**Exercise requirements:** Repeat the entries below exactly. Drop the pictures.

(Data records for software interfaces)
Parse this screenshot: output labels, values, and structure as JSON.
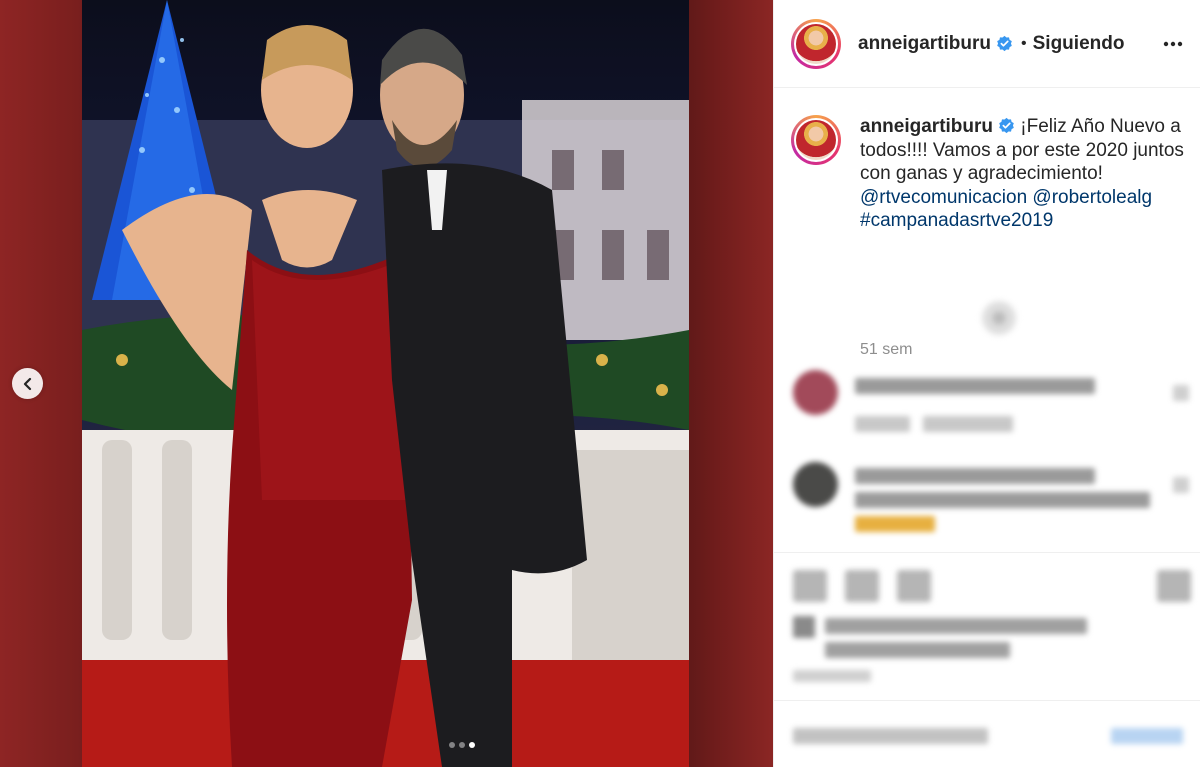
{
  "post": {
    "author": "anneigartiburu",
    "follow_state": "Siguiendo",
    "separator": "•",
    "caption": {
      "text": "¡Feliz Año Nuevo a todos!!!! Vamos a por este 2020 juntos con ganas y agradecimiento!",
      "mentions": [
        "@rtvecomunicacion",
        "@robertolealg"
      ],
      "hashtag": "#campanadasrtve2019"
    },
    "timestamp": "51 sem",
    "carousel": {
      "total": 3,
      "active": 3
    }
  },
  "icons": {
    "verified": "verified-badge-icon",
    "more": "more-options-icon",
    "prev": "chevron-left-icon"
  },
  "colors": {
    "verified": "#3897f0",
    "link": "#00376b",
    "muted": "#8e8e8e",
    "text": "#262626"
  }
}
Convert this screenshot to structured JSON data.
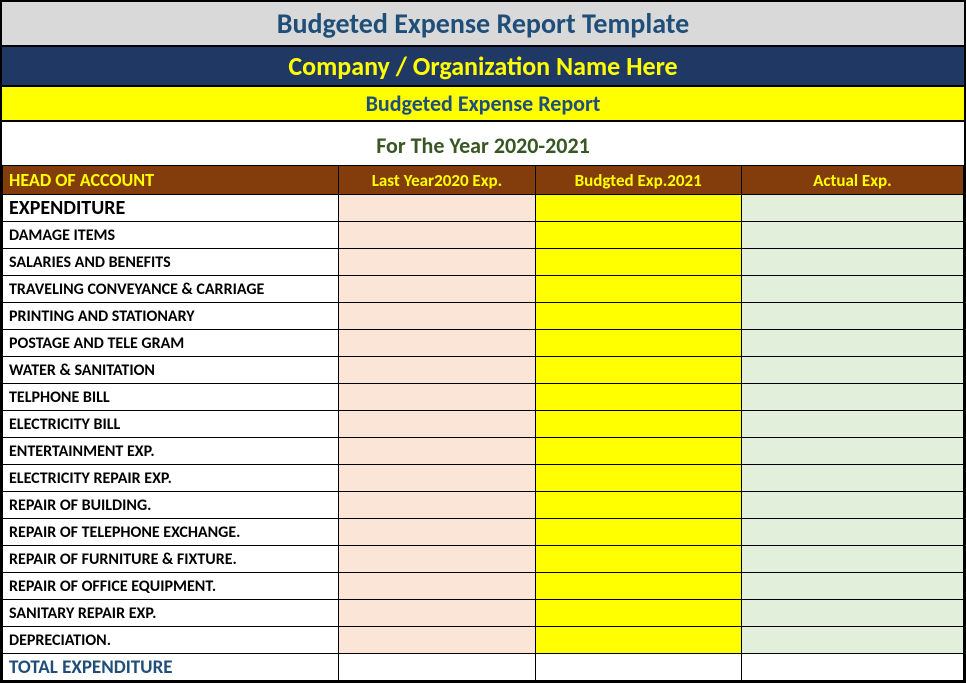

**Written solution:**
Parse this screenshot: output labels, values, and structure as JSON.
{
  "post": {
    "author": "anneigartiburu",
    "follow_state": "Siguiendo",
    "separator": "•",
    "caption": {
      "text": "¡Feliz Año Nuevo a todos!!!! Vamos a por este 2020 juntos con ganas y agradecimiento!",
      "mentions": [
        "@rtvecomunicacion",
        "@robertolealg"
      ],
      "hashtag": "#campanadasrtve2019"
    },
    "timestamp": "51 sem",
    "carousel": {
      "total": 3,
      "active": 3
    }
  },
  "icons": {
    "verified": "verified-badge-icon",
    "more": "more-options-icon",
    "prev": "chevron-left-icon"
  },
  "colors": {
    "verified": "#3897f0",
    "link": "#00376b",
    "muted": "#8e8e8e",
    "text": "#262626"
  }
}
Convert this screenshot to structured JSON data.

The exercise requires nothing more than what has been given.